• Supplied data:
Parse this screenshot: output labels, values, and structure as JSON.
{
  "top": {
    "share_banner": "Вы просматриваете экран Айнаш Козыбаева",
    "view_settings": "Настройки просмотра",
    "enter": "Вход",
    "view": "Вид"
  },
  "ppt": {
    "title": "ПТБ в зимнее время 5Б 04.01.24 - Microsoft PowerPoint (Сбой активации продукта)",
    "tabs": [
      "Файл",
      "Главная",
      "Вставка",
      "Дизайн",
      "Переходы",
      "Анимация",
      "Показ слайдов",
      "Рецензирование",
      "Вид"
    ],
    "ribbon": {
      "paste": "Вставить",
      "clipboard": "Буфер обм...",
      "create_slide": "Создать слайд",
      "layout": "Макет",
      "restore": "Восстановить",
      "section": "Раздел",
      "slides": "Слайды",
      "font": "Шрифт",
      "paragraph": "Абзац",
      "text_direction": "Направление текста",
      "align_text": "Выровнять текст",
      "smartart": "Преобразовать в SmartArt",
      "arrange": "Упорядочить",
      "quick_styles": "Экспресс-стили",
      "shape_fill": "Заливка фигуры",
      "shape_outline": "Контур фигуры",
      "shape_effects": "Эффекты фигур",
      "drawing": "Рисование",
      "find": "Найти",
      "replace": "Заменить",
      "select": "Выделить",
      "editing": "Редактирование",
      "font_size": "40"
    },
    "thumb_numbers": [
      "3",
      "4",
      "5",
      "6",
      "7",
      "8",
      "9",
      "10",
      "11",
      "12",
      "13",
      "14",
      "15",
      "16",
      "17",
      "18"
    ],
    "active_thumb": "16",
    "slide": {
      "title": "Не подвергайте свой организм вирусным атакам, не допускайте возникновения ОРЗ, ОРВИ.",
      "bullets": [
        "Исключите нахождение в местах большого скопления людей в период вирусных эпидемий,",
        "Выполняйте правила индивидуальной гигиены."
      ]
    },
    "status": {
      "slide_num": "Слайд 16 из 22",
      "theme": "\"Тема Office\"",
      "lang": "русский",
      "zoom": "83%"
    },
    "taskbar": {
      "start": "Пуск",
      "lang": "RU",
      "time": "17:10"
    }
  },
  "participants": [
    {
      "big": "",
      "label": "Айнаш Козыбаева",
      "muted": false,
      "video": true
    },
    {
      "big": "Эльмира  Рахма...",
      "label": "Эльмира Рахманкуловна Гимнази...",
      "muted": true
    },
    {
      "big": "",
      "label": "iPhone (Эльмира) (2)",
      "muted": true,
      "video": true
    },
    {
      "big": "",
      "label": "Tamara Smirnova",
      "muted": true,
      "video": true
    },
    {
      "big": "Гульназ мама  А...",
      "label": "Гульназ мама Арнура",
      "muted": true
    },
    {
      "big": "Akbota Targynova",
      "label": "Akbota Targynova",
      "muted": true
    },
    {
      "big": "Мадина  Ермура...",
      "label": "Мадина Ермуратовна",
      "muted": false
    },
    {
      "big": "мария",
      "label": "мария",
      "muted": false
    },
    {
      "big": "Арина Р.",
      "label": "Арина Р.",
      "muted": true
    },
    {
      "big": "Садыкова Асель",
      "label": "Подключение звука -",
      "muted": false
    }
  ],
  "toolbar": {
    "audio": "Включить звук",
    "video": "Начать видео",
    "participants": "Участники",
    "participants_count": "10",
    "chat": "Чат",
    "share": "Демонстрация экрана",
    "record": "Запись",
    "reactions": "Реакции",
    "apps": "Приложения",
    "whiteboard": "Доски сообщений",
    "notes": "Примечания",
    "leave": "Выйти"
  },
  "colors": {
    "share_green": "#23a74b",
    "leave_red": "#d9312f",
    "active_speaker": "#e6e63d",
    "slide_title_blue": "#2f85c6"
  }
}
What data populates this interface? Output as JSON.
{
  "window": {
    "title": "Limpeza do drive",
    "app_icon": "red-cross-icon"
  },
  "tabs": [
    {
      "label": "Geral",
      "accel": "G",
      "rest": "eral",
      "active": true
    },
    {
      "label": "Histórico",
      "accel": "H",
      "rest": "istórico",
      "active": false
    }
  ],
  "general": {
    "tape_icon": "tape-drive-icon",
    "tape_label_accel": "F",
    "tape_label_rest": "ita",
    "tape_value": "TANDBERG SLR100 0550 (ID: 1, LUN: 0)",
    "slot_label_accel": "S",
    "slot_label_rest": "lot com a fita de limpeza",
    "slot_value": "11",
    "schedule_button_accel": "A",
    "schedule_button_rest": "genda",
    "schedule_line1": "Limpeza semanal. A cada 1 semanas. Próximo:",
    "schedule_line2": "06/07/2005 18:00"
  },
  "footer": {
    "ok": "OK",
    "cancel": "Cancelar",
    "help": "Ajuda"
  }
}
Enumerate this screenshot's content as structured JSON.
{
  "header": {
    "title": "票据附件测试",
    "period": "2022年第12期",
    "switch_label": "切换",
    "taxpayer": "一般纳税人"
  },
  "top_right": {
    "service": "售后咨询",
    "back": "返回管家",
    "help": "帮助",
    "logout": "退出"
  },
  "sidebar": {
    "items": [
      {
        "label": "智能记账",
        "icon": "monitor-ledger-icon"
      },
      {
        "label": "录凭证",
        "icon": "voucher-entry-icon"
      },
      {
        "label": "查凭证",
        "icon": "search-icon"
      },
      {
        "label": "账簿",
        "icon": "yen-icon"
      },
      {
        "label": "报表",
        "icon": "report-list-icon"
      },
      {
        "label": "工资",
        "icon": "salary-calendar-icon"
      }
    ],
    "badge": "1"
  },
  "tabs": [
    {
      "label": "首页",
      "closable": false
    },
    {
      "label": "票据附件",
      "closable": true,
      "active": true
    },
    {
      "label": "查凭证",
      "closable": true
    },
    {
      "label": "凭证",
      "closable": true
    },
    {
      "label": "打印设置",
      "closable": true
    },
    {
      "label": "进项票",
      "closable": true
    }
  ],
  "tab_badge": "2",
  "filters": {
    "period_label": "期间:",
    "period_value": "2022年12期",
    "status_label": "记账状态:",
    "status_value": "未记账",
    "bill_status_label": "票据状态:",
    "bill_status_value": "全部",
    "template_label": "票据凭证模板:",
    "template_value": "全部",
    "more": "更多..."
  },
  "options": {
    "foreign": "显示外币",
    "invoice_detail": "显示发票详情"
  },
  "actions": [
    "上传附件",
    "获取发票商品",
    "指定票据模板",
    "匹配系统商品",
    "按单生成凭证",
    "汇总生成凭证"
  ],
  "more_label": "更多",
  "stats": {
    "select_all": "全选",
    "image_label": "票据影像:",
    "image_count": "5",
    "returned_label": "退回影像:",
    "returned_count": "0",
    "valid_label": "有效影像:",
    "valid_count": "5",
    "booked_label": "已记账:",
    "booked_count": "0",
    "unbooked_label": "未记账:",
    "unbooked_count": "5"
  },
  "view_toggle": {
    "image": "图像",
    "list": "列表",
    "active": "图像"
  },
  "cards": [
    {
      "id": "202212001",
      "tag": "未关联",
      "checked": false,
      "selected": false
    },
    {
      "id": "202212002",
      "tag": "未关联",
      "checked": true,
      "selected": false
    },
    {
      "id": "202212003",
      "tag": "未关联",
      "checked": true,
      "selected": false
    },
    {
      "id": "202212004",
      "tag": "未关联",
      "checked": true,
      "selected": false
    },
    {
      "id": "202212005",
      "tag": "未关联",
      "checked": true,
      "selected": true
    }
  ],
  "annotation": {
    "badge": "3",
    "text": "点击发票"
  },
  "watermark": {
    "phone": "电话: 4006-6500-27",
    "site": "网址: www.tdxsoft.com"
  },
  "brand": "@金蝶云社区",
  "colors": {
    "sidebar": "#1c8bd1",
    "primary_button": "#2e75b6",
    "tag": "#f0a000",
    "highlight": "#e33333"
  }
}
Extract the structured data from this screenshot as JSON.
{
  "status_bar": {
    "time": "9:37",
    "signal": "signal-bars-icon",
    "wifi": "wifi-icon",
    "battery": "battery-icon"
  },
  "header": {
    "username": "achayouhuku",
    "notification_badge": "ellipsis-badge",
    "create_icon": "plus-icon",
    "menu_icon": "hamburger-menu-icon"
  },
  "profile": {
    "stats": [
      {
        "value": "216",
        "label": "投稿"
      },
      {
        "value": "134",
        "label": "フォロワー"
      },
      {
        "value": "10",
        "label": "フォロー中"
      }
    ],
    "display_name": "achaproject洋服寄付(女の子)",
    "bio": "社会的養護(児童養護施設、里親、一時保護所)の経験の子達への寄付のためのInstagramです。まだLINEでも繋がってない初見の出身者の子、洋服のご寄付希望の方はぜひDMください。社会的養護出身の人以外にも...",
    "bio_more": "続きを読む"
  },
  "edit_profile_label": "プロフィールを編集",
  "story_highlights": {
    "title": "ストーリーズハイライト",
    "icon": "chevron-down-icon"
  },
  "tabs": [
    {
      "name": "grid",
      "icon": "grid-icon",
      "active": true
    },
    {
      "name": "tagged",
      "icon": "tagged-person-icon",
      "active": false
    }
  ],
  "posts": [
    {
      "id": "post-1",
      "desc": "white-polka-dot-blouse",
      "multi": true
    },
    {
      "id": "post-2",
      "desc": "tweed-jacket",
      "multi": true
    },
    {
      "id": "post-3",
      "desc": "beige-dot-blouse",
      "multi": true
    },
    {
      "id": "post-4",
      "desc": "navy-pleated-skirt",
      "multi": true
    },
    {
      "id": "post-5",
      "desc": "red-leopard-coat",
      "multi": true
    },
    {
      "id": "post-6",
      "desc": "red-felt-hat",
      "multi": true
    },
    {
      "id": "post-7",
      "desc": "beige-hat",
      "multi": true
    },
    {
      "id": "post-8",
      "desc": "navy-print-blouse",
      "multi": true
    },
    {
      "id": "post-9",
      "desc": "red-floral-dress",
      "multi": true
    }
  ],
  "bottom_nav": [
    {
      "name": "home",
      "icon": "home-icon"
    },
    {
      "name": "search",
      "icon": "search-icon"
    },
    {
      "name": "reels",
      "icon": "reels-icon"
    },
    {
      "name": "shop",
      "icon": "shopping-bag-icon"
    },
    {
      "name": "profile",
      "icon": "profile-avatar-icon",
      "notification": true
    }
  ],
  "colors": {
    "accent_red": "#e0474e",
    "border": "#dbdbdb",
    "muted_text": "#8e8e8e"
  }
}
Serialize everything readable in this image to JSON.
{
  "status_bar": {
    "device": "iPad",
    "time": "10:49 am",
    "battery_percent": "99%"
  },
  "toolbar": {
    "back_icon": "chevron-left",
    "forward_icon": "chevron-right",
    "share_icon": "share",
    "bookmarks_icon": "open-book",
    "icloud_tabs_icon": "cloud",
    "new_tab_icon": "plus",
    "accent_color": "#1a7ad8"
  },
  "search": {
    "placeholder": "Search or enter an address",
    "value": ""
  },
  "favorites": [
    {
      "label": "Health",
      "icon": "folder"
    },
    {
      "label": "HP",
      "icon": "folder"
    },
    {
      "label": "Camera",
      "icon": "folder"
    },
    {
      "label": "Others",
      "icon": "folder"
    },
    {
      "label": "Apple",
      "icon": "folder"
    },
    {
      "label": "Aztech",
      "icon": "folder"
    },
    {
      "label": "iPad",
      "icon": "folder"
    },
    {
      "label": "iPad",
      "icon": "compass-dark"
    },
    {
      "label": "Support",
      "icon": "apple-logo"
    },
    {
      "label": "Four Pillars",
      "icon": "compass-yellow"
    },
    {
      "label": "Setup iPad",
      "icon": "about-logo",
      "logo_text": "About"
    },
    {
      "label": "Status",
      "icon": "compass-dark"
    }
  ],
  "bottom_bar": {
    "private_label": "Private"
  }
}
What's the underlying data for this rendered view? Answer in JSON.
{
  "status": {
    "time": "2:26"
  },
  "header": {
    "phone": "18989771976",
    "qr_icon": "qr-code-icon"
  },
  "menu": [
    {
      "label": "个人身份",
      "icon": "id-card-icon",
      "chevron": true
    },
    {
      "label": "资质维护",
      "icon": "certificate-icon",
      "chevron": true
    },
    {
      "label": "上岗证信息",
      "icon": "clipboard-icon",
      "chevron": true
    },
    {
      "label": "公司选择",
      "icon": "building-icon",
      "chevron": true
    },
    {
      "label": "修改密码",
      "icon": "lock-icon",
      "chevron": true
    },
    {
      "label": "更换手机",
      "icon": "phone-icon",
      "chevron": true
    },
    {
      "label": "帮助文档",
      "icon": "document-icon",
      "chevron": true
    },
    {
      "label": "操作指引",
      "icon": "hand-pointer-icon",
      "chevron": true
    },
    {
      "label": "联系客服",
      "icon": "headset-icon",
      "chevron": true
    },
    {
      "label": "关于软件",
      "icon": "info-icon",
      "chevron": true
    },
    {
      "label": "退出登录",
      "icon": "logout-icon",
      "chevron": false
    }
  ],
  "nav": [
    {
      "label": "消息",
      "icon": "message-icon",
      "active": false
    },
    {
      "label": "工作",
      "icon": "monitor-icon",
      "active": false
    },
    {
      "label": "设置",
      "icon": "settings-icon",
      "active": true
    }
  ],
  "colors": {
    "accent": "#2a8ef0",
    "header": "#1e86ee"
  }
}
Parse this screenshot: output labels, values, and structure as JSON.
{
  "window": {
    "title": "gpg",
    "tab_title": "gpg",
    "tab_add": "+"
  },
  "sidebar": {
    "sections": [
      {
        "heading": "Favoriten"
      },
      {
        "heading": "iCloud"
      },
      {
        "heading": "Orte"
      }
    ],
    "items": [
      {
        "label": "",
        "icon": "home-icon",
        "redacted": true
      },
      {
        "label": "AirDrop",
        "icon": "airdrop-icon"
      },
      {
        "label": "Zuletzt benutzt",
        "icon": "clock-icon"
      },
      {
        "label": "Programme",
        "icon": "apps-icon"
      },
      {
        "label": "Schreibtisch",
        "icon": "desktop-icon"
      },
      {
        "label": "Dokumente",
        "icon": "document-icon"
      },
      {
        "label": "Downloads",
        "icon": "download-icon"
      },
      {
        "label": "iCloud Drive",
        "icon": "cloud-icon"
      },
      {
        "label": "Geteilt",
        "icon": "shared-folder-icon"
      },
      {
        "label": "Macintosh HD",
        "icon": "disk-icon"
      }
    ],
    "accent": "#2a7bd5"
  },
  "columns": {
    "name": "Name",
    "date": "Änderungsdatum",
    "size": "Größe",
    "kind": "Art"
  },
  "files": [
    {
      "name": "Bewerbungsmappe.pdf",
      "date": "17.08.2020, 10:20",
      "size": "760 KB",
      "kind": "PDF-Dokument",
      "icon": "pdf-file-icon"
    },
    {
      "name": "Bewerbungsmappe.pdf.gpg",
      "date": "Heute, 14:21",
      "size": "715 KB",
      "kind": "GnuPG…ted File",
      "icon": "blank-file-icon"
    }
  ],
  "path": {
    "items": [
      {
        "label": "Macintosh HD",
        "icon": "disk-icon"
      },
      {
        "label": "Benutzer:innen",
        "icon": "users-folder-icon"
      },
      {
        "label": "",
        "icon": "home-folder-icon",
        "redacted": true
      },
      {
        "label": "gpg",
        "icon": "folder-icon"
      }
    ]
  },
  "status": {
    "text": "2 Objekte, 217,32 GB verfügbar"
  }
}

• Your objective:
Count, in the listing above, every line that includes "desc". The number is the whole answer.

• Result:
9